• [AVAILABLE RECORDS]
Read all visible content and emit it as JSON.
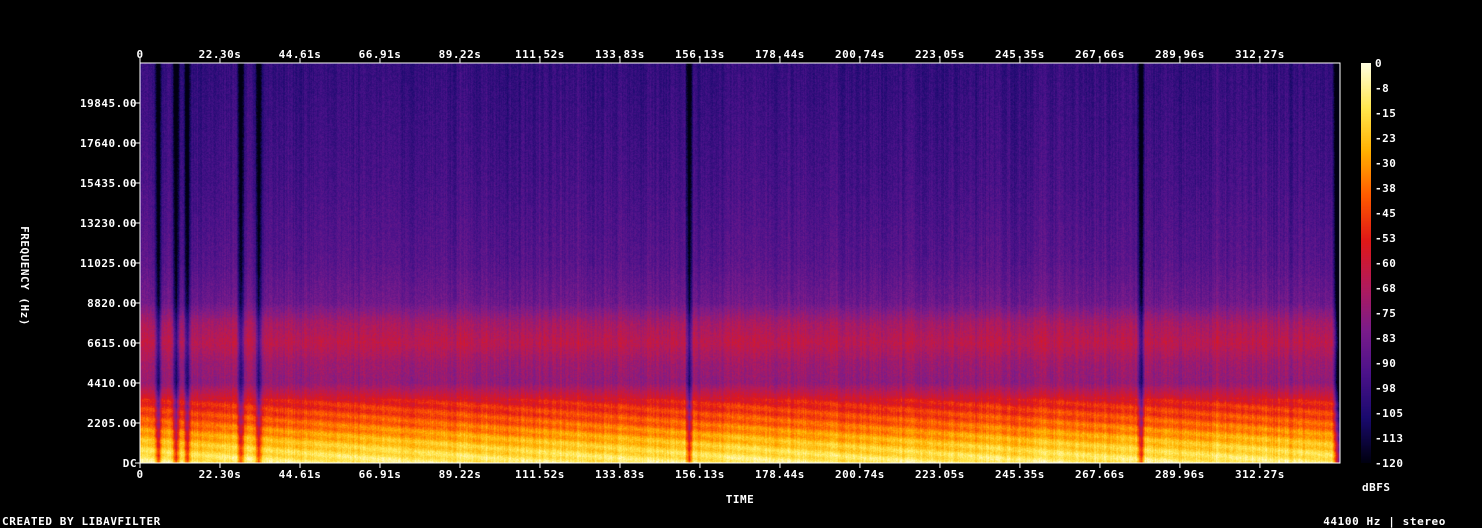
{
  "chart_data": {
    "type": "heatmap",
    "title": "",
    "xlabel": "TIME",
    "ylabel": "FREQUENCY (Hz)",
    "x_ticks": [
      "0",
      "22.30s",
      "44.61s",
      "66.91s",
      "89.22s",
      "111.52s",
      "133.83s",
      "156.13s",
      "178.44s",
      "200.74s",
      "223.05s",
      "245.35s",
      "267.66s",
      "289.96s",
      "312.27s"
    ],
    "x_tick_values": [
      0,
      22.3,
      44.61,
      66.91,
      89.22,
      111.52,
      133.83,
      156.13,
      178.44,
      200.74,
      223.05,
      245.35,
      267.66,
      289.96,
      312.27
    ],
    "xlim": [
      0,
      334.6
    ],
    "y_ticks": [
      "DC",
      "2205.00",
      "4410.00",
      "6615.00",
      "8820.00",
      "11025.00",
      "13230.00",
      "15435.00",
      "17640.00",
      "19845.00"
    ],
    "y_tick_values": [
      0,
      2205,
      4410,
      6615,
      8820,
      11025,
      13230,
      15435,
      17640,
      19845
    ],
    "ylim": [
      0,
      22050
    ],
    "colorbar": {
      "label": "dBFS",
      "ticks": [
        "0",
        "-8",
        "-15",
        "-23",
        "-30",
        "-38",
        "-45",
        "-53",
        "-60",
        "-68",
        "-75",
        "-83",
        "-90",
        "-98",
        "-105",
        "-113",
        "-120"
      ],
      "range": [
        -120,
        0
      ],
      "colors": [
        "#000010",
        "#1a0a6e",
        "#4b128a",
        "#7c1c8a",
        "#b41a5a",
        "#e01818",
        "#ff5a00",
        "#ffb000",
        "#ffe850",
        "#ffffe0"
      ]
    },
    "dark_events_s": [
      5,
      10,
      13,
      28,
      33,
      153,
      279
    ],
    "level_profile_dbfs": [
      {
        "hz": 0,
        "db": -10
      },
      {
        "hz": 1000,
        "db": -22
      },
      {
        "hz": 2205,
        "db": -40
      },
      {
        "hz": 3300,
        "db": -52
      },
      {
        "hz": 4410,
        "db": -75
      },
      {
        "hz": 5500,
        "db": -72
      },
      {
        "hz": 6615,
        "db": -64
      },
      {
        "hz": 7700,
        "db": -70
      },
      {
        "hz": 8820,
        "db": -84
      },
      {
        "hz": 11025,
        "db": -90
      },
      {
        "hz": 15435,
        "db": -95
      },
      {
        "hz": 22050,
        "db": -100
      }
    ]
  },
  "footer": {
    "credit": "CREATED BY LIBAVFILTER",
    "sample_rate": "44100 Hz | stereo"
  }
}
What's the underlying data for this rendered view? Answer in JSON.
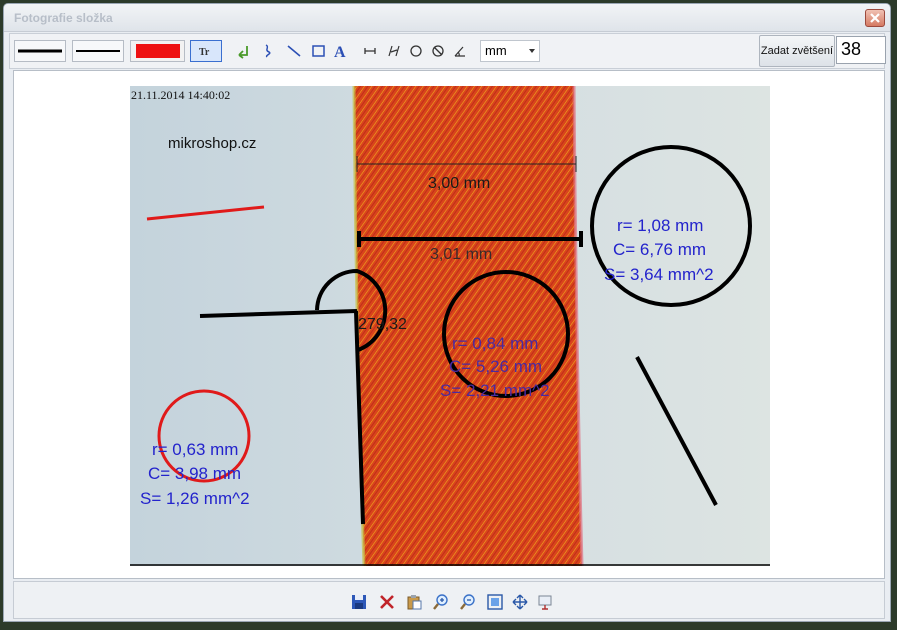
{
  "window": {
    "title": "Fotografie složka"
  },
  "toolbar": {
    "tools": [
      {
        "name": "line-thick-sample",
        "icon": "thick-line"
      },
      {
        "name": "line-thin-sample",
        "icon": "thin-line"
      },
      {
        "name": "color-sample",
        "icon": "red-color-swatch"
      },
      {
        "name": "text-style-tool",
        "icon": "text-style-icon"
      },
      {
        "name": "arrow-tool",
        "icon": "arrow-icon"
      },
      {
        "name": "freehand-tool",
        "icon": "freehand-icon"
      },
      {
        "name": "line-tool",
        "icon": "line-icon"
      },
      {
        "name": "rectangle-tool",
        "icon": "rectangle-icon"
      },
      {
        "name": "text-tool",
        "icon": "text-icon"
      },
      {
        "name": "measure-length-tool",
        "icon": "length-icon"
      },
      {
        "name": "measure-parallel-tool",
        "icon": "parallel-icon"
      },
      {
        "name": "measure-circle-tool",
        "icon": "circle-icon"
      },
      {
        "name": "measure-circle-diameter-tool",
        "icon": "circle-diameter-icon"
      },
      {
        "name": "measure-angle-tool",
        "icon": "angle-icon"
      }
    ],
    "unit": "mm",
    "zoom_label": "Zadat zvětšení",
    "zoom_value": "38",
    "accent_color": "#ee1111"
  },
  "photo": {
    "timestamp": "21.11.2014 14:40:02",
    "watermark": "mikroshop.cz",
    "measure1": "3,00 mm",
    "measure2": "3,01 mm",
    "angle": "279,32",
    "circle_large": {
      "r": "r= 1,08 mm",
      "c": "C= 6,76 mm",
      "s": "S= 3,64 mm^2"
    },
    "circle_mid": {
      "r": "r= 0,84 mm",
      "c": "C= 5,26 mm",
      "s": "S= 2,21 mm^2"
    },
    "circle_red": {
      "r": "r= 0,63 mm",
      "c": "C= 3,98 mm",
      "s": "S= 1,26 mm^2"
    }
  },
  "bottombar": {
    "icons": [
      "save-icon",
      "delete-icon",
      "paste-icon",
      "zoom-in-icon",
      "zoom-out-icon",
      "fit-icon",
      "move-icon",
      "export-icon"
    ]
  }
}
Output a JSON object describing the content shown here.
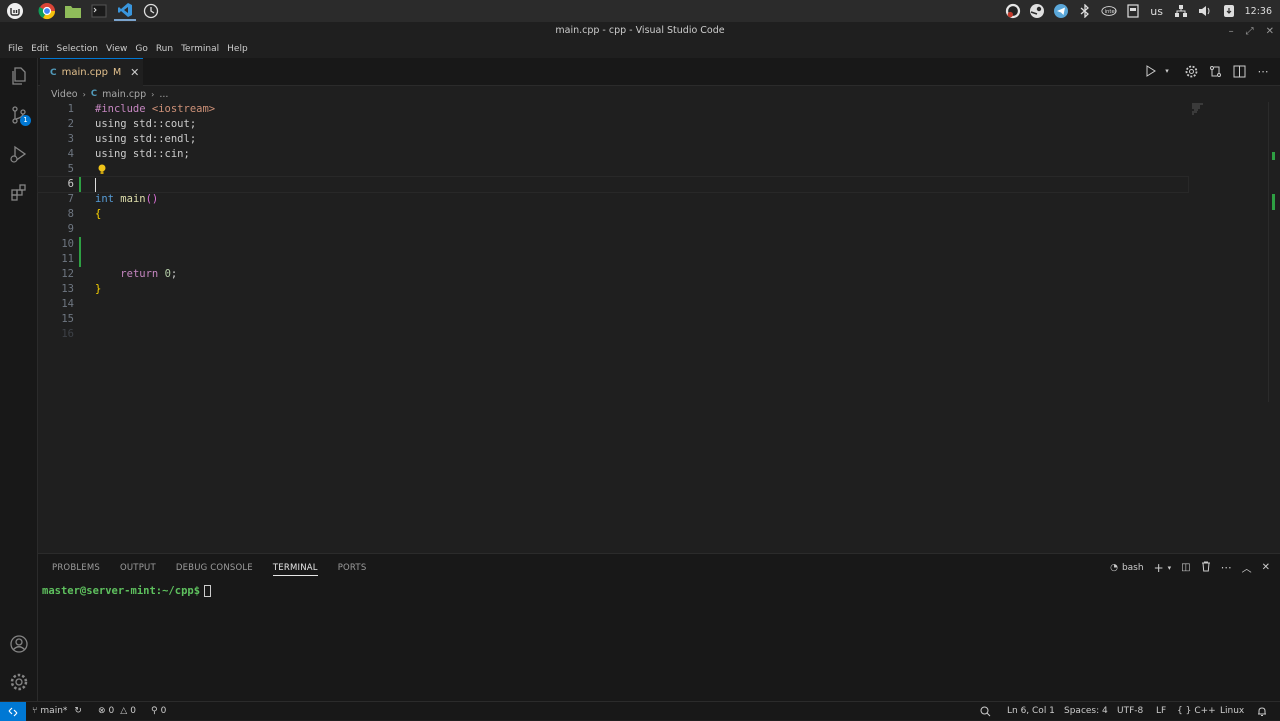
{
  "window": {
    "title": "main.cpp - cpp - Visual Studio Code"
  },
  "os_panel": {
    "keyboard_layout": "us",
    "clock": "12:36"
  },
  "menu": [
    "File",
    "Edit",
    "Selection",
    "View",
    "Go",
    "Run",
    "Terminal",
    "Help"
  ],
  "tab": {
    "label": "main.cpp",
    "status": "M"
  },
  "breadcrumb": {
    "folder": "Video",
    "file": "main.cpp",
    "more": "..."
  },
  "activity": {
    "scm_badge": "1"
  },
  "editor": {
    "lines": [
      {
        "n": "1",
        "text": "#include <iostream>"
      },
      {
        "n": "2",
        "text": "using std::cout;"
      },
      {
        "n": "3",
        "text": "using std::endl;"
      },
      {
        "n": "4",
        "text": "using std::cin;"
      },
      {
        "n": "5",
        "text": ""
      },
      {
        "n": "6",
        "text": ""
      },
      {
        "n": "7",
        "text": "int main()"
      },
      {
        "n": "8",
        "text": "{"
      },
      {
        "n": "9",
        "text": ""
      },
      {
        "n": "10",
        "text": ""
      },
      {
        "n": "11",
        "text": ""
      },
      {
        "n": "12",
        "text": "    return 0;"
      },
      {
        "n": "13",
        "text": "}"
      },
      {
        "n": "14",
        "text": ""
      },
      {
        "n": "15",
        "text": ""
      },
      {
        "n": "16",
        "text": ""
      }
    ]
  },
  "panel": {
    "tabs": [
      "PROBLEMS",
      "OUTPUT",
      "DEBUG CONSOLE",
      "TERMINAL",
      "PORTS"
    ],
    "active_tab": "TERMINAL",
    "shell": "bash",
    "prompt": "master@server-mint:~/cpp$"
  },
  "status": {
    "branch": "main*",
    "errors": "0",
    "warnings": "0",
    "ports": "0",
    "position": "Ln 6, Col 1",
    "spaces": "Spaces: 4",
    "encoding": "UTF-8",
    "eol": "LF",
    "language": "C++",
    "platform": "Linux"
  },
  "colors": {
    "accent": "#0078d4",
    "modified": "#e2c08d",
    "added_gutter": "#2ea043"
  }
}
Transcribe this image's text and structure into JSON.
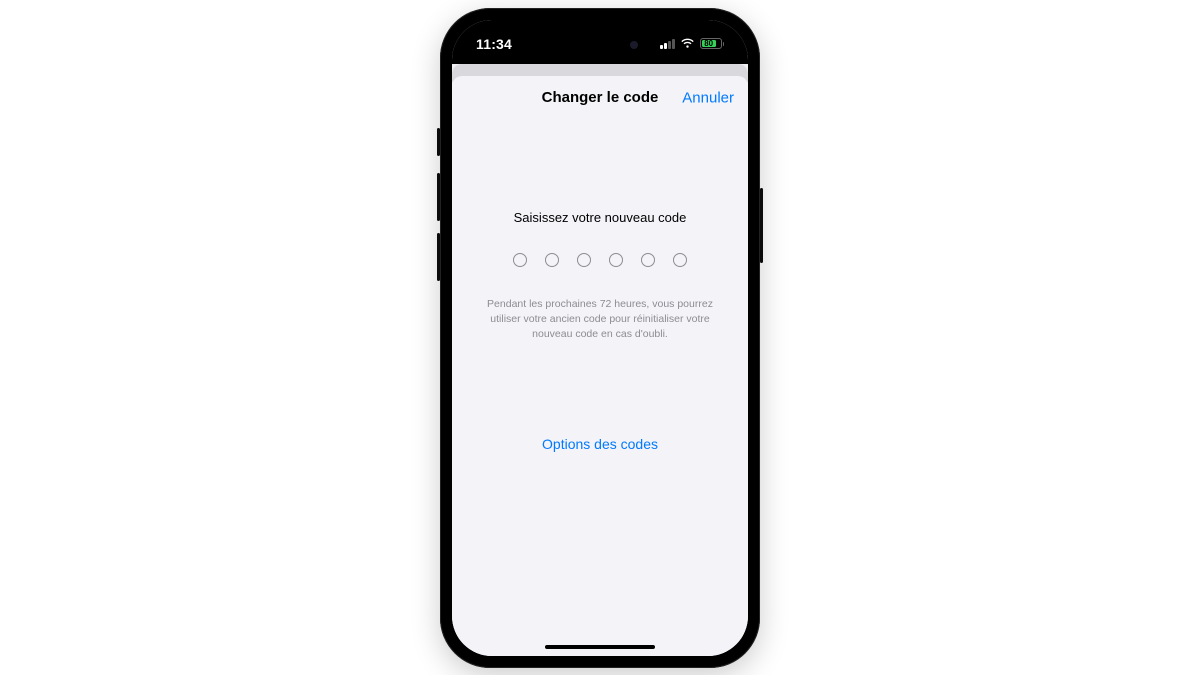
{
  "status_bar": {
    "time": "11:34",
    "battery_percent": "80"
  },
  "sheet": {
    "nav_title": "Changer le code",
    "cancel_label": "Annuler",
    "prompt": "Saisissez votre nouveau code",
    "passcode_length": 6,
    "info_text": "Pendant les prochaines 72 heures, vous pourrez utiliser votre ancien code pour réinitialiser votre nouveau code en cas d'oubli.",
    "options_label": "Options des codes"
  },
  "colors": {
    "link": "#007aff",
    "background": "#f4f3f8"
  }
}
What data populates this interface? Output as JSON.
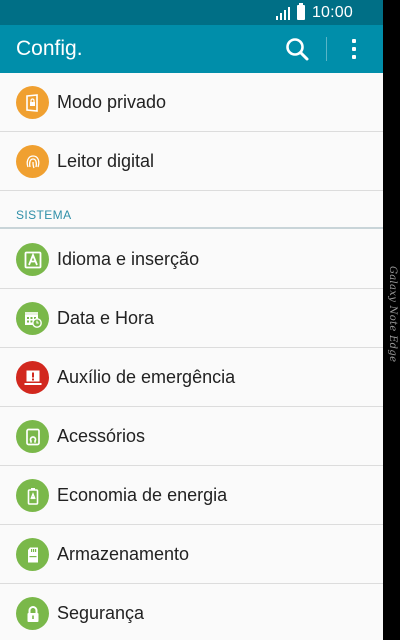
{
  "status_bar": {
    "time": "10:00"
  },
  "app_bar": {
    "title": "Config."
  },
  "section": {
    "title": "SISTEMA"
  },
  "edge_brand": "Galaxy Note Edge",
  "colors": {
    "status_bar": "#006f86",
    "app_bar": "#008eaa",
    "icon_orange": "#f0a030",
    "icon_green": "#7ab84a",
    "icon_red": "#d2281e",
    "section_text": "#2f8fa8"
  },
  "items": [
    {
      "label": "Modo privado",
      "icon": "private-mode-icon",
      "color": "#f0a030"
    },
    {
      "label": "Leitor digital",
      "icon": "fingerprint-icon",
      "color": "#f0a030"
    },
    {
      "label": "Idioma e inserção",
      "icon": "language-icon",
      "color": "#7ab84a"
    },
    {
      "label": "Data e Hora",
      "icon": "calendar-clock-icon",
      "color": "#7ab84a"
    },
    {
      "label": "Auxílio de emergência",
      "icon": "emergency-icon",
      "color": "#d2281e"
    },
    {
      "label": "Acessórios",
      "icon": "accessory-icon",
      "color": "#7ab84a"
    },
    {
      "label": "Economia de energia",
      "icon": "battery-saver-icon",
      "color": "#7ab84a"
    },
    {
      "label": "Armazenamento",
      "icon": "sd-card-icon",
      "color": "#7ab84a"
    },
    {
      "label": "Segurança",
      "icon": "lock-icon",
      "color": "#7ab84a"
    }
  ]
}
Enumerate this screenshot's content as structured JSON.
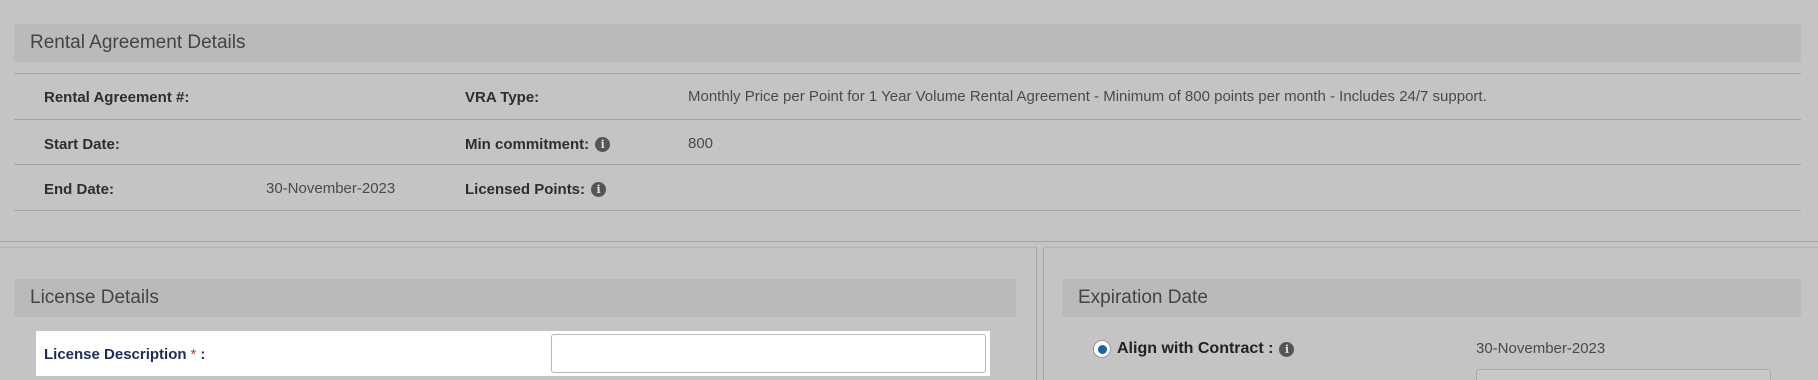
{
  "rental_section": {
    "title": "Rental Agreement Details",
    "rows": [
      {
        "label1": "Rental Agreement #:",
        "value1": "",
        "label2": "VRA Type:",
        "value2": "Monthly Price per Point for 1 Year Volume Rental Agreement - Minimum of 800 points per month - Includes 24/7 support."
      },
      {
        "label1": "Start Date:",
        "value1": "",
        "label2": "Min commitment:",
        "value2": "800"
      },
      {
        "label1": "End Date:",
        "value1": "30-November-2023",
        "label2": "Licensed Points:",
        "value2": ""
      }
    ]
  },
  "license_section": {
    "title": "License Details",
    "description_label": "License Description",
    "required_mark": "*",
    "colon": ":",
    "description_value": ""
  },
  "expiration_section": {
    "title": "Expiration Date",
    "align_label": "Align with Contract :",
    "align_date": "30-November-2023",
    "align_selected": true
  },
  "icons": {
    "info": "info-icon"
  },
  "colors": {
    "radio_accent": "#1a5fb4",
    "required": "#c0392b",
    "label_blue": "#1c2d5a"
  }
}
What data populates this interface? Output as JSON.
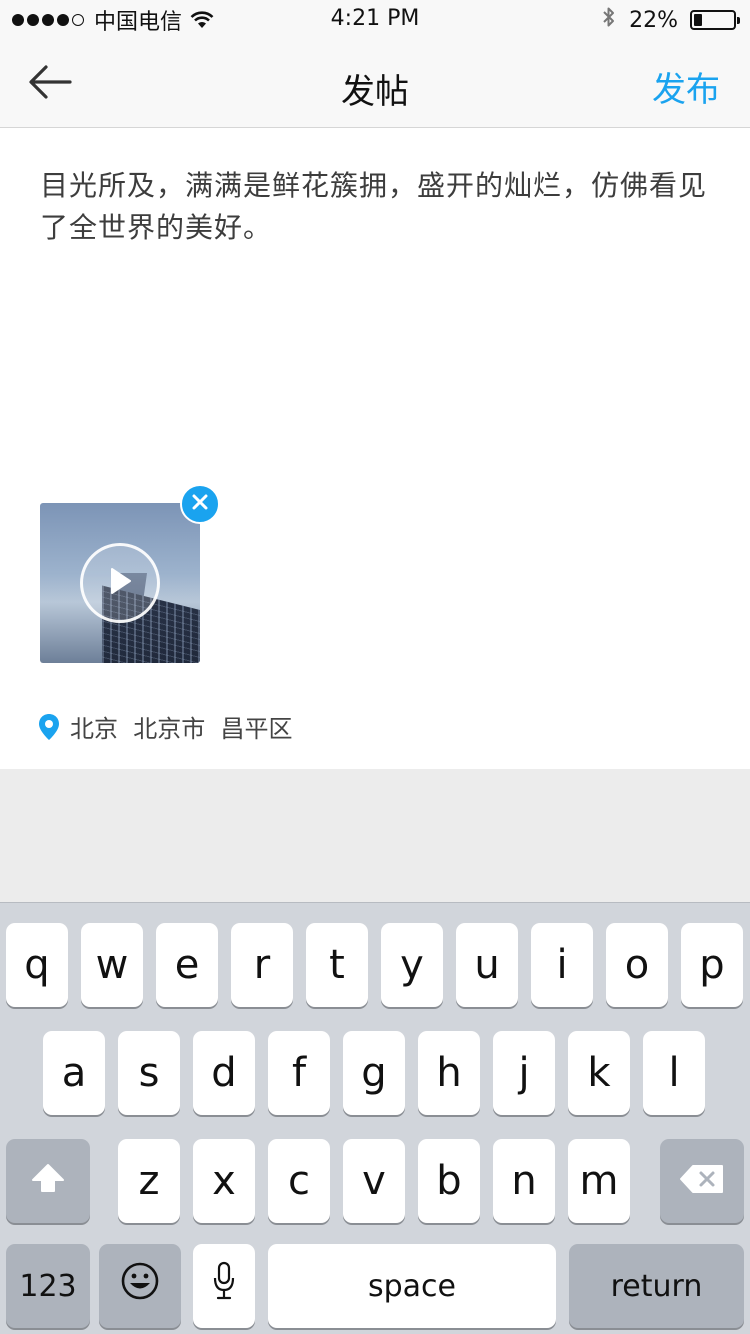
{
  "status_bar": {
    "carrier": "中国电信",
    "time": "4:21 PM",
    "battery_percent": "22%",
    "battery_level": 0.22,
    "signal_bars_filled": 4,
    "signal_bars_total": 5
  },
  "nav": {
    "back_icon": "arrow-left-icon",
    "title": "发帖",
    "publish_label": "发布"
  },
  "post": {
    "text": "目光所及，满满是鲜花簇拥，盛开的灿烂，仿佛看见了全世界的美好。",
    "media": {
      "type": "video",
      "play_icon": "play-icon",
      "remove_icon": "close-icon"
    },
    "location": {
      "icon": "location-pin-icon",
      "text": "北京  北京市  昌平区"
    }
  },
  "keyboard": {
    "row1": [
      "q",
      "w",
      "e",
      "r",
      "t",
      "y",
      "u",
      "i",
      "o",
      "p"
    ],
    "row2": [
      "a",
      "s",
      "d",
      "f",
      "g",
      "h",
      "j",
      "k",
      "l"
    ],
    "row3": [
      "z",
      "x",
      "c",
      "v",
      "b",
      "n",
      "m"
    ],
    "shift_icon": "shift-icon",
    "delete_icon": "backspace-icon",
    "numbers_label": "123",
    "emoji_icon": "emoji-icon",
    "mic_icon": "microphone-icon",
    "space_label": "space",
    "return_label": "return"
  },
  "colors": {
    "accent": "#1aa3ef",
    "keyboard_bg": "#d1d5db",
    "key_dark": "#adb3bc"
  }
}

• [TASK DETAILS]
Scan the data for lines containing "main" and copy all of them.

• [EXERCISE SOLUTION]
    "title": "main.cpp - cpp - Visual Studio Code"
    "label": "main.cpp",
    "file": "main.cpp",
        "text": "int main()"
    "branch": "main*",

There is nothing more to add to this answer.